The shoebill (Balaeniceps rex) also known as whalehead, whale-headed stork, or shoe-billed stork, is a very...
The shoebill (Balaeniceps rex) also known as whalehead, whale-headed stork, or shoe-billed stork, is a very large stork-like bird. It derives its name from its enormous shoe-shaped bill. It has a somewhat stork-like overall form and has previously been classified with the storks in the order Ciconiiformes based on this morphology. However, genetic evidence places it with the Pelecaniformes. The adult is mainly grey while the juveniles are browner. It lives in tropical east Africa in large swamps from Sudan to Zambia.
Taxonomy and systematics
The shoebill was known to both ancient Egyptians and Arabs, but was not classified until the 19th century, after skins and eventually live specimens were brought to Europe. John Gould described it in 1850, giving it the name Balaeniceps rex. The genus name comes from the Latin words balaena "whale", and caput "head", abbreviated to -ceps in compound words.
Traditionally allied with the storks (Ciconiiformes), it was retained there in the Sibley-Ahlquist taxonomy which lumped a massive number of unrelated taxa into their "Ciconiiformes". More recently, the shoebill has been considered to be closer to the pelicans (based on anatomical comparisons) or the herons (based on biochemical evidence; Hagey et al., 2002). Microscopic analysis of eggshell structure by Konstantin Mikhailov in 1995 found that the eggshells of shoebills closely resembled those of other Pelecaniformes in having a covering of thick microglobular material over the crystalline shells. A recent DNA study reinforces their membership of the Pelecaniformes.
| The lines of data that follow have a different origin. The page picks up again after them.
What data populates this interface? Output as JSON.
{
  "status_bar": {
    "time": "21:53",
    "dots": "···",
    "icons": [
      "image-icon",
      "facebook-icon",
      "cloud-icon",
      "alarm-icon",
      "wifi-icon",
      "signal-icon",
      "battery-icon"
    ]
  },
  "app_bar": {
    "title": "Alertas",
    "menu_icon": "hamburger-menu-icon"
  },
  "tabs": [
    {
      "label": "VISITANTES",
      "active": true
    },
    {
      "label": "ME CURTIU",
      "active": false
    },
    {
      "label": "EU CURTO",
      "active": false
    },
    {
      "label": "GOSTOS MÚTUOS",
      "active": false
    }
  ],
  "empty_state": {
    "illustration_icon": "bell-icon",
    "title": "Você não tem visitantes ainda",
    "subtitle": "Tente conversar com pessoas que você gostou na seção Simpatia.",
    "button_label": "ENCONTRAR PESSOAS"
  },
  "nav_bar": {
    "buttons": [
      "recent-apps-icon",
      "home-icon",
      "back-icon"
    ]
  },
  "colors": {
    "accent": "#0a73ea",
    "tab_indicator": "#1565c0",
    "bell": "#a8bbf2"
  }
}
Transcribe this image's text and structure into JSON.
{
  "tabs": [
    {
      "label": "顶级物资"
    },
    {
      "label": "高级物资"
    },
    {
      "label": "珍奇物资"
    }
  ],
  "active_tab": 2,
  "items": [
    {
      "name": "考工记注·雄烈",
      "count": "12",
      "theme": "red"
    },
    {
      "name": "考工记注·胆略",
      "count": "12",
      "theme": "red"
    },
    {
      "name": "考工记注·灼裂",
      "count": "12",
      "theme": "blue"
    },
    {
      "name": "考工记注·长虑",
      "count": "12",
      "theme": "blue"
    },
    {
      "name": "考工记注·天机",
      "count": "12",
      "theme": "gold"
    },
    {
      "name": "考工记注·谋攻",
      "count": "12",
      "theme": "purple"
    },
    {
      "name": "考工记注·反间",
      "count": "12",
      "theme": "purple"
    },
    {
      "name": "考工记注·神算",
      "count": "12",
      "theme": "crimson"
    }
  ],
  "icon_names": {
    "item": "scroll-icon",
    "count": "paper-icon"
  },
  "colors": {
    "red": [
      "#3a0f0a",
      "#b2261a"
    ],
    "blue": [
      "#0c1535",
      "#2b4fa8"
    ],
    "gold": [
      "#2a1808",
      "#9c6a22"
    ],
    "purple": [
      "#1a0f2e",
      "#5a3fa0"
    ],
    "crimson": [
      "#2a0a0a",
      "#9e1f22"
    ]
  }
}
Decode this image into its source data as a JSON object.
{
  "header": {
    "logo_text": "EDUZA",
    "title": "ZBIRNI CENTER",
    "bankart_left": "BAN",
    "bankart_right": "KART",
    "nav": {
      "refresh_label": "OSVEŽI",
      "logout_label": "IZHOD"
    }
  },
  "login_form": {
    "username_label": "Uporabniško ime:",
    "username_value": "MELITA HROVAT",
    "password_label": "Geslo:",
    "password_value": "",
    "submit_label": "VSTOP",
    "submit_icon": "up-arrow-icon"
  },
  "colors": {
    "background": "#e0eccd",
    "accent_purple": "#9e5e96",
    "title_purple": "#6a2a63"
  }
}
So far, two fossil relatives of the shoebill have been described: Goliathia from the early Oligocene of Egypt and Paludavis from the Early Miocene of the same country. It has been suggested that the enigmatic African fossil bird Eremopezus was a relative too, but the evidence for that is unconfirmed. All that is known of Eremopezus is that it was a very large, probably flightless bird with a flexible foot, allow